╭─ Source material

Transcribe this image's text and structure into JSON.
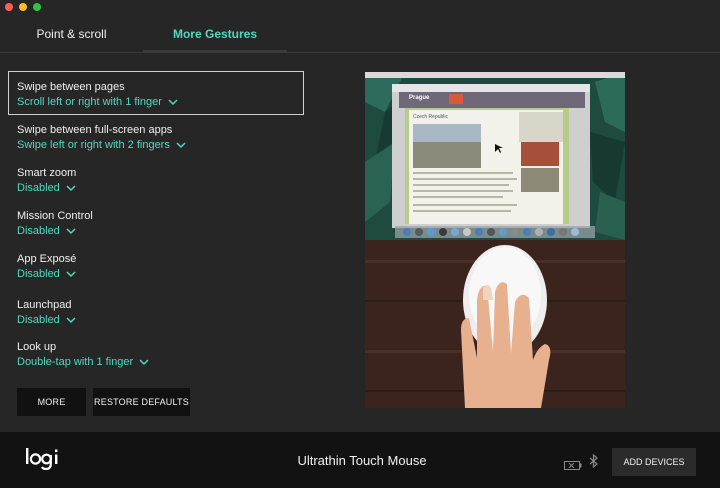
{
  "tabs": [
    {
      "label": "Point & scroll"
    },
    {
      "label": "More Gestures"
    }
  ],
  "gestures": [
    {
      "title": "Swipe between pages",
      "value": "Scroll left or right with 1 finger"
    },
    {
      "title": "Swipe between full-screen apps",
      "value": "Swipe left or right with 2 fingers"
    },
    {
      "title": "Smart zoom",
      "value": "Disabled"
    },
    {
      "title": "Mission Control",
      "value": "Disabled"
    },
    {
      "title": "App Exposé",
      "value": "Disabled"
    },
    {
      "title": "Launchpad",
      "value": "Disabled"
    },
    {
      "title": "Look up",
      "value": "Double-tap with 1 finger"
    }
  ],
  "buttons": {
    "more": "MORE",
    "restore": "RESTORE DEFAULTS",
    "add_devices": "ADD DEVICES"
  },
  "preview": {
    "page_header": "Prague",
    "page_heading": "Czech Republic"
  },
  "footer": {
    "logo": "logi",
    "device": "Ultrathin Touch Mouse"
  },
  "colors": {
    "accent": "#53d8c0",
    "background": "#262626",
    "footer": "#121212"
  }
}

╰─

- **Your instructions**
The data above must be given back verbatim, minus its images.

- **Result**
Transcribe this image's text and structure into JSON.
{
  "tabs": [
    {
      "label": "Point & scroll"
    },
    {
      "label": "More Gestures"
    }
  ],
  "gestures": [
    {
      "title": "Swipe between pages",
      "value": "Scroll left or right with 1 finger"
    },
    {
      "title": "Swipe between full-screen apps",
      "value": "Swipe left or right with 2 fingers"
    },
    {
      "title": "Smart zoom",
      "value": "Disabled"
    },
    {
      "title": "Mission Control",
      "value": "Disabled"
    },
    {
      "title": "App Exposé",
      "value": "Disabled"
    },
    {
      "title": "Launchpad",
      "value": "Disabled"
    },
    {
      "title": "Look up",
      "value": "Double-tap with 1 finger"
    }
  ],
  "buttons": {
    "more": "MORE",
    "restore": "RESTORE DEFAULTS",
    "add_devices": "ADD DEVICES"
  },
  "preview": {
    "page_header": "Prague",
    "page_heading": "Czech Republic"
  },
  "footer": {
    "logo": "logi",
    "device": "Ultrathin Touch Mouse"
  },
  "colors": {
    "accent": "#53d8c0",
    "background": "#262626",
    "footer": "#121212"
  }
}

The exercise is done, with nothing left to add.